Basil can be grown from seeds; however, you can very quickly grow healthy plants from cuttings from the supermarket variety. We have found they do not even need to be in a great condition to be able to take cuttings from.
The first thing you need to do is work out where you are going to cut the plant. You need enough plant above the cut to have a stem to grow roots and leaves at the top, and below the cut there should be some leaves, or the remaining stem will die. However, if you can not save both halves, you are best saving the cutting and repotting it in a less cramped environments.
Once you have got your cuttings, you need to strip off any leaves in the bottom half of the stem or they will rot in the water. Then you need to put them into a suitable container full of water. We use a plastic cup for safety, however if you use a glass, you can see the roots grow. Have the leaves out of the water and the stem in the water to grow roots. Place the container in a west or south facing window so they can get the sun. You need to change the water every other day, so you can check the roots then.
When the roots are over 1 cm long, you can plant them. Get a container around 8cm with holes in the bottom and sat in a saucer. Fill the container with either compost or vermiculite, push a pen into the soil to make a hole to insert one of the cuttings and pat the soil around it to bed it in, repeat this two more times so you have 3 of the cuttings in the soil.
Place back in a west or south facing window and water the basil daily. After a couple of weeks, it is ready to harvest. You can either start again to make more plants or cut them off and put them into food. If you are not ready to eat them, basil will freeze.
You need to snip off the top of the basil as above on a regular basis to ensure it keeps nice and fat and does not grow long and leggy. If you leave it too long it will flower. The flowers are also edible; however, they do taste slightly different. They look very pretty as a garnish or as a pretty plant.

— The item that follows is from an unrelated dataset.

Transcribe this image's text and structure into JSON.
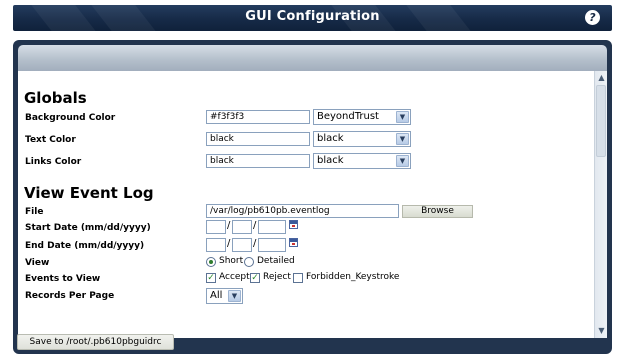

Basil can be planted outside in the summer; however, we do not have much luck this way, all the bugs love it.